### Required action
Look through the data for the string "trwałego". Copy every line where it is found.

Items from an interface collection
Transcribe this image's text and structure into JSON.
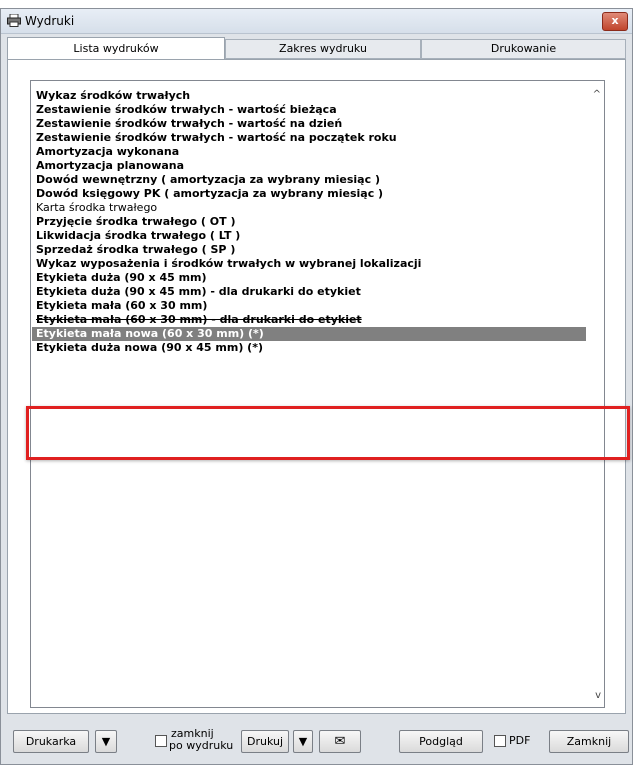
{
  "window": {
    "title": "Wydruki",
    "close_glyph": "x"
  },
  "tabs": [
    {
      "label": "Lista wydruków"
    },
    {
      "label": "Zakres wydruku"
    },
    {
      "label": "Drukowanie"
    }
  ],
  "list": {
    "items": [
      "Wykaz środków trwałych",
      "Zestawienie środków trwałych - wartość bieżąca",
      "Zestawienie środków trwałych - wartość na dzień",
      "Zestawienie środków trwałych - wartość na początek roku",
      "Amortyzacja wykonana",
      "Amortyzacja planowana",
      "Dowód wewnętrzny  ( amortyzacja za wybrany miesiąc )",
      "Dowód księgowy PK ( amortyzacja za wybrany miesiąc )",
      "Karta środka trwałego",
      "Przyjęcie środka trwałego ( OT )",
      "Likwidacja środka trwałego ( LT )",
      "Sprzedaż środka trwałego  ( SP )",
      "Wykaz wyposażenia i środków trwałych w wybranej lokalizacji",
      "Etykieta duża (90 x 45 mm)",
      "Etykieta duża (90 x 45 mm) - dla drukarki do etykiet",
      "Etykieta mała (60 x 30 mm)",
      "Etykieta mała (60 x 30 mm) - dla drukarki do etykiet",
      "Etykieta mała nowa (60 x 30 mm)  (*)",
      "Etykieta duża nowa (90 x 45 mm)  (*)"
    ]
  },
  "toolbar": {
    "printer_label": "Drukarka",
    "dropdown_glyph": "▼",
    "close_after_print_line1": "zamknij",
    "close_after_print_line2": "po wydruku",
    "print_label": "Drukuj",
    "email_glyph": "✉",
    "preview_label": "Podgląd",
    "pdf_label": "PDF",
    "close_label": "Zamknij"
  },
  "scroll": {
    "up_glyph": "^",
    "down_glyph": "v"
  }
}
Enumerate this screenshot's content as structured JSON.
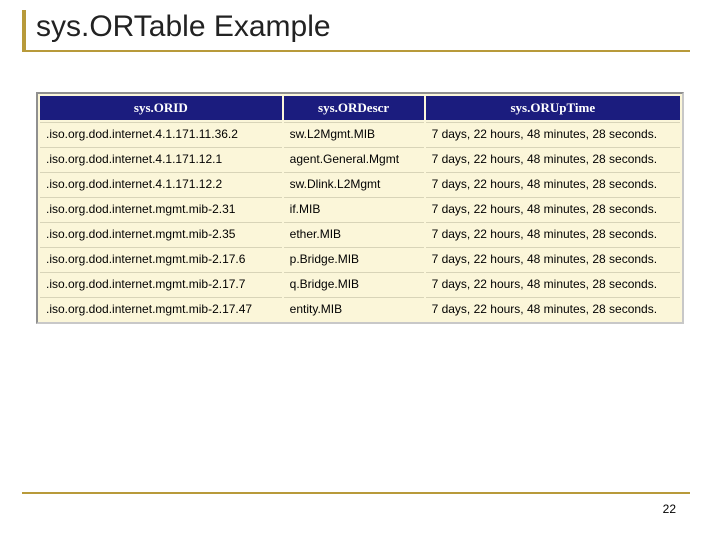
{
  "title": "sys.ORTable Example",
  "page_number": "22",
  "table": {
    "headers": [
      "sys.ORID",
      "sys.ORDescr",
      "sys.ORUpTime"
    ],
    "rows": [
      {
        "id": ".iso.org.dod.internet.4.1.171.11.36.2",
        "descr": "sw.L2Mgmt.MIB",
        "uptime": "7 days, 22 hours, 48 minutes, 28 seconds."
      },
      {
        "id": ".iso.org.dod.internet.4.1.171.12.1",
        "descr": "agent.General.Mgmt",
        "uptime": "7 days, 22 hours, 48 minutes, 28 seconds."
      },
      {
        "id": ".iso.org.dod.internet.4.1.171.12.2",
        "descr": "sw.Dlink.L2Mgmt",
        "uptime": "7 days, 22 hours, 48 minutes, 28 seconds."
      },
      {
        "id": ".iso.org.dod.internet.mgmt.mib-2.31",
        "descr": "if.MIB",
        "uptime": "7 days, 22 hours, 48 minutes, 28 seconds."
      },
      {
        "id": ".iso.org.dod.internet.mgmt.mib-2.35",
        "descr": "ether.MIB",
        "uptime": "7 days, 22 hours, 48 minutes, 28 seconds."
      },
      {
        "id": ".iso.org.dod.internet.mgmt.mib-2.17.6",
        "descr": "p.Bridge.MIB",
        "uptime": "7 days, 22 hours, 48 minutes, 28 seconds."
      },
      {
        "id": ".iso.org.dod.internet.mgmt.mib-2.17.7",
        "descr": "q.Bridge.MIB",
        "uptime": "7 days, 22 hours, 48 minutes, 28 seconds."
      },
      {
        "id": ".iso.org.dod.internet.mgmt.mib-2.17.47",
        "descr": "entity.MIB",
        "uptime": "7 days, 22 hours, 48 minutes, 28 seconds."
      }
    ]
  }
}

### Solution to this exercise
      "Karta środka trwałego",
      "Przyjęcie środka trwałego ( OT )",
      "Likwidacja środka trwałego ( LT )",
      "Sprzedaż środka trwałego  ( SP )",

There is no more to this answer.